Dataset records section start

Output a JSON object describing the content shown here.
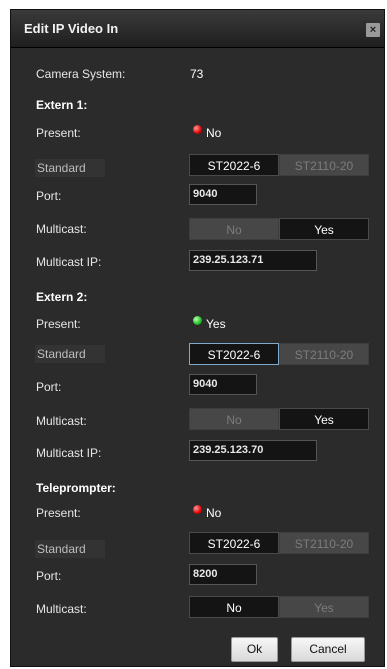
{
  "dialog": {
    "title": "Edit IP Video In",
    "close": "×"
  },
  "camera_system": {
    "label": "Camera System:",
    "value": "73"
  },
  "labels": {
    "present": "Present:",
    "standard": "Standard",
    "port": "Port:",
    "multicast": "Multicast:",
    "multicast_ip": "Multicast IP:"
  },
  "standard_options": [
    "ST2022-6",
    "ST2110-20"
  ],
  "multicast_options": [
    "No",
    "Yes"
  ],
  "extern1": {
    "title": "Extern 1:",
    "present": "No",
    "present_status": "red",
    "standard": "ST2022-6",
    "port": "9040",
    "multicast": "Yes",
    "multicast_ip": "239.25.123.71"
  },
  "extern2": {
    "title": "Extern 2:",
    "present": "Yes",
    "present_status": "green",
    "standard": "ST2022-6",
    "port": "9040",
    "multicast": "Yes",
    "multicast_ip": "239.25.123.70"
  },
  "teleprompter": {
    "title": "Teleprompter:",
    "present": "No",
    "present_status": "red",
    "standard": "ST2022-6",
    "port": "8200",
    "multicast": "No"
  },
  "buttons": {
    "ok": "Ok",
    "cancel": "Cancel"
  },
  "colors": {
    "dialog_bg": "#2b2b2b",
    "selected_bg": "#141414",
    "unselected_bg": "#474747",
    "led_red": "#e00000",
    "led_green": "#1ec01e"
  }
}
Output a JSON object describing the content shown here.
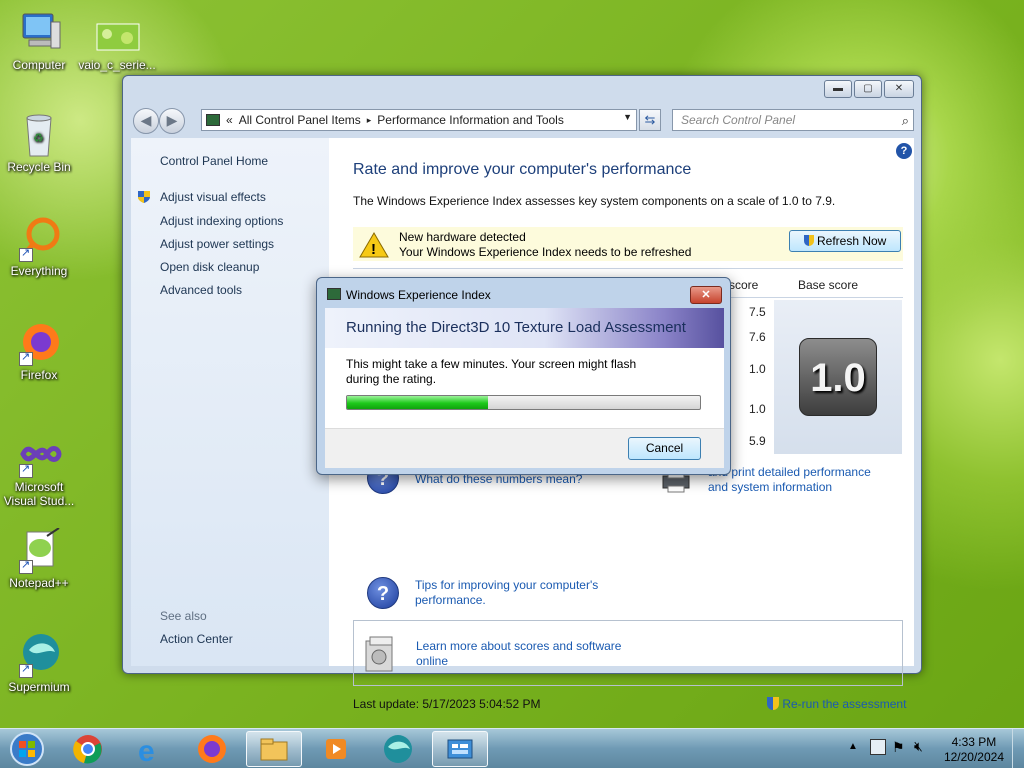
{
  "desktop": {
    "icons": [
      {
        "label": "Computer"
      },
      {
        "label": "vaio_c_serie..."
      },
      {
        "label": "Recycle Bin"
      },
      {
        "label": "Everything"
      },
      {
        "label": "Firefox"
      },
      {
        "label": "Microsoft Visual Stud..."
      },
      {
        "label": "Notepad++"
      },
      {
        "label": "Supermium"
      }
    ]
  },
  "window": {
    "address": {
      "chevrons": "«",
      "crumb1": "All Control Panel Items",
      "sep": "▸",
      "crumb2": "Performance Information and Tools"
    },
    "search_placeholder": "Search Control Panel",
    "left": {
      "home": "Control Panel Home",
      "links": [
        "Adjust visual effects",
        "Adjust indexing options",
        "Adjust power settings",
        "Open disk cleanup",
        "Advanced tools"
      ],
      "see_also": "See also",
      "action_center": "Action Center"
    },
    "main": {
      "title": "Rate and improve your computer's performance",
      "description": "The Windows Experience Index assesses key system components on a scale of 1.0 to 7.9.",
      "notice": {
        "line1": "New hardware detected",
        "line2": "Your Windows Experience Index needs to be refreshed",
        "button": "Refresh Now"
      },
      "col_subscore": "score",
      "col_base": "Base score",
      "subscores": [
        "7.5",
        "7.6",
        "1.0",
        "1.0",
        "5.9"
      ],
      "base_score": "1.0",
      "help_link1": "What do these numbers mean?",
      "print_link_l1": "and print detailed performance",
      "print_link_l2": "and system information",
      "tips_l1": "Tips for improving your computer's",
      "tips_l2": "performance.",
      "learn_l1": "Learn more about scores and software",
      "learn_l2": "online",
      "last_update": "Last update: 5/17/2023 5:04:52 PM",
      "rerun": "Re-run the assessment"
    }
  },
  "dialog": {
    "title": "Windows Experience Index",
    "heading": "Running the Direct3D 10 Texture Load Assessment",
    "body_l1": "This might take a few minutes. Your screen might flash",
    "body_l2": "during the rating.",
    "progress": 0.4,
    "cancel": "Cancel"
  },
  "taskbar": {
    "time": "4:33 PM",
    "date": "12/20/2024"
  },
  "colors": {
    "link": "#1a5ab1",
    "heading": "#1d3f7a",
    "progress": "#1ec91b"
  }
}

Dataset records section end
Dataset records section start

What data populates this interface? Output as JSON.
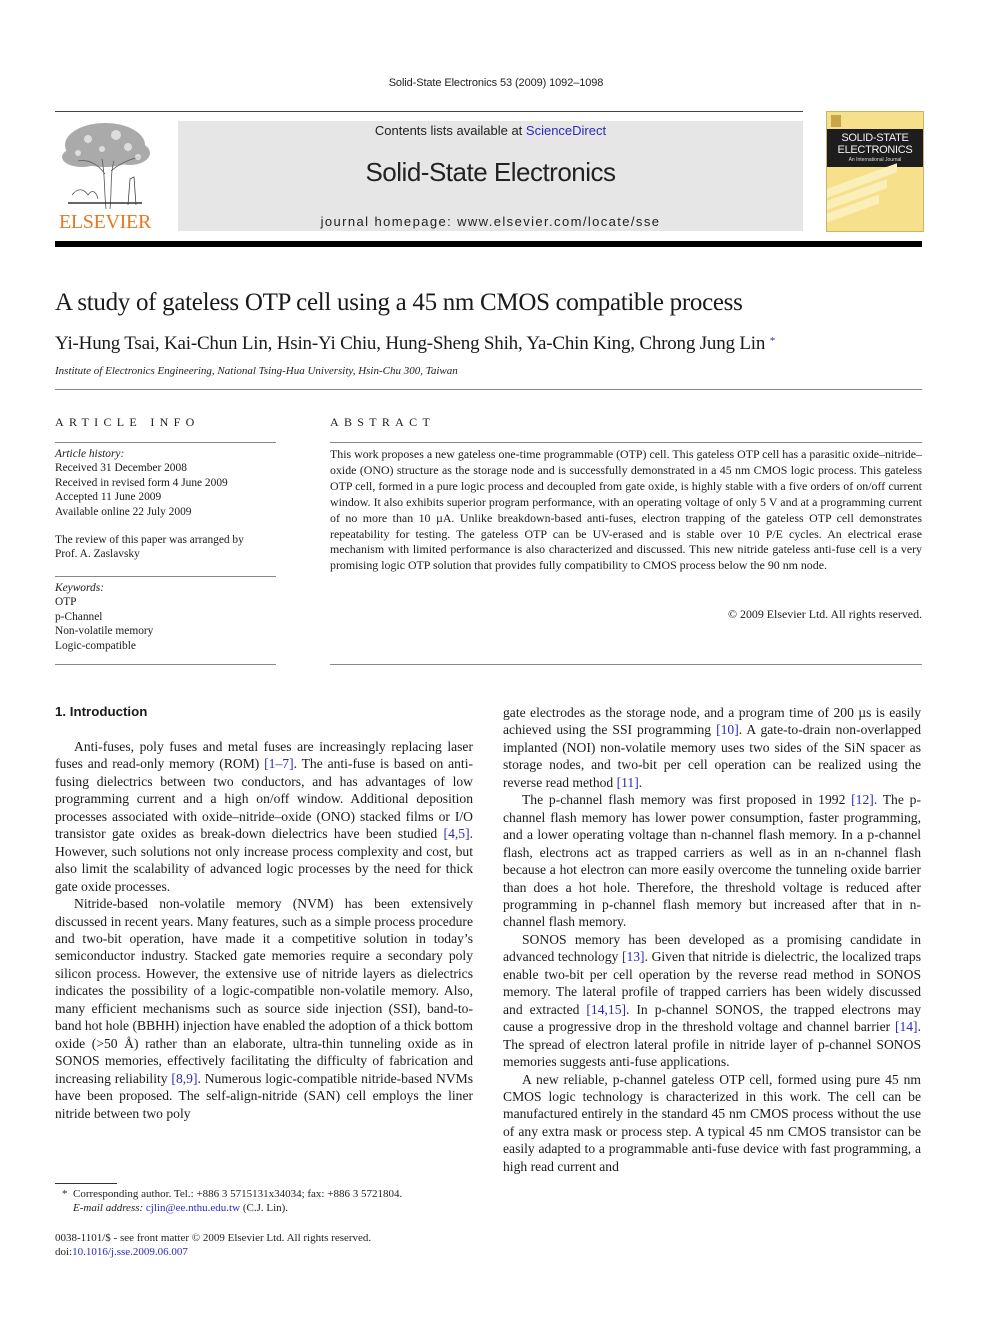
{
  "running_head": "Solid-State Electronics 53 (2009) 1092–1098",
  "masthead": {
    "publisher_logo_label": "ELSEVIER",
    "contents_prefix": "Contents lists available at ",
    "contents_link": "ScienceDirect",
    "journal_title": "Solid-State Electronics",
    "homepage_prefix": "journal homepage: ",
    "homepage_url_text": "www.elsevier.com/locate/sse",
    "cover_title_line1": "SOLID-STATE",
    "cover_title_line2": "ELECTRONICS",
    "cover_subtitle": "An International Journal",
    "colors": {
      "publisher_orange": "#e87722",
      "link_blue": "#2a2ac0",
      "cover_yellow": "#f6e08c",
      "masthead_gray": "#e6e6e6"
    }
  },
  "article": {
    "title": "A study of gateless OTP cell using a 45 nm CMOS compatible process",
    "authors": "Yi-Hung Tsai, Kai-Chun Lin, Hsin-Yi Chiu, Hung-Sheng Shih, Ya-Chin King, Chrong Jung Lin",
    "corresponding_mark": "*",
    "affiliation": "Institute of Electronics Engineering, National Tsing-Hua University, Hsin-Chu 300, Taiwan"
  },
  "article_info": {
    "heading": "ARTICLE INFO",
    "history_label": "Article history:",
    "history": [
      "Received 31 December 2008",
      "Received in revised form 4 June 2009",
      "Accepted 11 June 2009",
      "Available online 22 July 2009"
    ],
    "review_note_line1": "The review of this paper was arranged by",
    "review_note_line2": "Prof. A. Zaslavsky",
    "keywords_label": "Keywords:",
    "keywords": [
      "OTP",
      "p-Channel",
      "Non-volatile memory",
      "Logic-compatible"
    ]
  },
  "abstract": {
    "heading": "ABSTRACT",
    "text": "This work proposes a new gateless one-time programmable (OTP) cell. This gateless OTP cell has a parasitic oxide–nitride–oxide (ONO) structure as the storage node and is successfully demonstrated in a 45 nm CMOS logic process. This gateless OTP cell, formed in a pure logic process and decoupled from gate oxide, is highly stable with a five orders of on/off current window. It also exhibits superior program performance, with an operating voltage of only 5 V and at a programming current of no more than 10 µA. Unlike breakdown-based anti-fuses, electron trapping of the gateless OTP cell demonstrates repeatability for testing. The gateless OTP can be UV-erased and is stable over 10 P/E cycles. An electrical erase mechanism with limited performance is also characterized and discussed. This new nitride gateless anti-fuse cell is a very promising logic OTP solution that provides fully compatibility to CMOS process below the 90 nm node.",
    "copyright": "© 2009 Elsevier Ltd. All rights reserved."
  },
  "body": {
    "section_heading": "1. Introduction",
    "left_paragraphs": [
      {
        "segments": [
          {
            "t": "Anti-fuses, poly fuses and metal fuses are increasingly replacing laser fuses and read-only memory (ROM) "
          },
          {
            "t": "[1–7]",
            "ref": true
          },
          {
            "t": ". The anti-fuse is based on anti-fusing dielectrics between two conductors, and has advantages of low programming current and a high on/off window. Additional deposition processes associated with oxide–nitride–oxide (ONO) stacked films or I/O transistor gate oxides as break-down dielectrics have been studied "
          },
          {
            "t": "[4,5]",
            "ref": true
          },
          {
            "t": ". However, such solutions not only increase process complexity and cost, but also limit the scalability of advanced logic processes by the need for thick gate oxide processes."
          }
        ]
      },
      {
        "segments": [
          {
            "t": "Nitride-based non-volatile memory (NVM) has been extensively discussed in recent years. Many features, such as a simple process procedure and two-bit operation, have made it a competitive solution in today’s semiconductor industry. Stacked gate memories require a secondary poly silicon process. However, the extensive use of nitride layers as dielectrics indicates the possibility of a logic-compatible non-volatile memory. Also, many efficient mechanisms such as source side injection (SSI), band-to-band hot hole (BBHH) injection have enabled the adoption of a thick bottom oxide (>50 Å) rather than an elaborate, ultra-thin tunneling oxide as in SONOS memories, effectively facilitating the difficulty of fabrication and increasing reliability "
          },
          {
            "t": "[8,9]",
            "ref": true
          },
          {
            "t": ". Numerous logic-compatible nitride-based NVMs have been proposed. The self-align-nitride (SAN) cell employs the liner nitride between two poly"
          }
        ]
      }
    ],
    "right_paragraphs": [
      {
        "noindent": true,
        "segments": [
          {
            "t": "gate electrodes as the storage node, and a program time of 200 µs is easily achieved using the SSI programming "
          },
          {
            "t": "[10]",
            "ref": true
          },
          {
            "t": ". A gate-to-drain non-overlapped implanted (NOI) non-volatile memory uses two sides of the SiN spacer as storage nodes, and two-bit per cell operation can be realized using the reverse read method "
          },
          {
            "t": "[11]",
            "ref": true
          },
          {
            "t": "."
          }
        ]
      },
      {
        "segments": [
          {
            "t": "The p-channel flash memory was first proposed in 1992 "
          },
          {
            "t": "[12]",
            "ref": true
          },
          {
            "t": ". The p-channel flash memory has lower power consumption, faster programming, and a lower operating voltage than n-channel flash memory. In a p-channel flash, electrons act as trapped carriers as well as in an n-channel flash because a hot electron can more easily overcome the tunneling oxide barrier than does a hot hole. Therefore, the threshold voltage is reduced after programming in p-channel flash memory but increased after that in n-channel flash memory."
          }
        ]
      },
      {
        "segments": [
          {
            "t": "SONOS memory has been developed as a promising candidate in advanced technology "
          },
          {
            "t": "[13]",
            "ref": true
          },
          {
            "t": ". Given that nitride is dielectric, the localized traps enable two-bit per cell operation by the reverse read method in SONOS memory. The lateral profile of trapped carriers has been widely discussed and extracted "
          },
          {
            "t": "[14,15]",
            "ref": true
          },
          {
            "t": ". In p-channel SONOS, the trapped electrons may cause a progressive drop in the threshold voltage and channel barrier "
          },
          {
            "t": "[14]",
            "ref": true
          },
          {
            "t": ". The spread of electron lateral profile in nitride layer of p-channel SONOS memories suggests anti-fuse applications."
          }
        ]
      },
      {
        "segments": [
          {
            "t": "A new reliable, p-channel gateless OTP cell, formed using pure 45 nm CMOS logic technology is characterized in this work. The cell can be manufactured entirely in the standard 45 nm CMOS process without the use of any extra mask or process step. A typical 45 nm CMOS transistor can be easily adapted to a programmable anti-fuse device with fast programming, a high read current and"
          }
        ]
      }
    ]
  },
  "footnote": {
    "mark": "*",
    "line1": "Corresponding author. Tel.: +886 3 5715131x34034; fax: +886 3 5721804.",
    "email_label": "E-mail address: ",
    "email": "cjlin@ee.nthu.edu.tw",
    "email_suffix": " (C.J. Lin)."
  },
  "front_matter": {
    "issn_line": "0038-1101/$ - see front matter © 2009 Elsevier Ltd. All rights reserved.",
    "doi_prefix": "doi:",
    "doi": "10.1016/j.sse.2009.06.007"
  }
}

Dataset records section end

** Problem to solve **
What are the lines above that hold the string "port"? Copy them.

** Answer space **
    "port": "Port:",
    "port": "9040",
    "port": "9040",
    "port": "8200",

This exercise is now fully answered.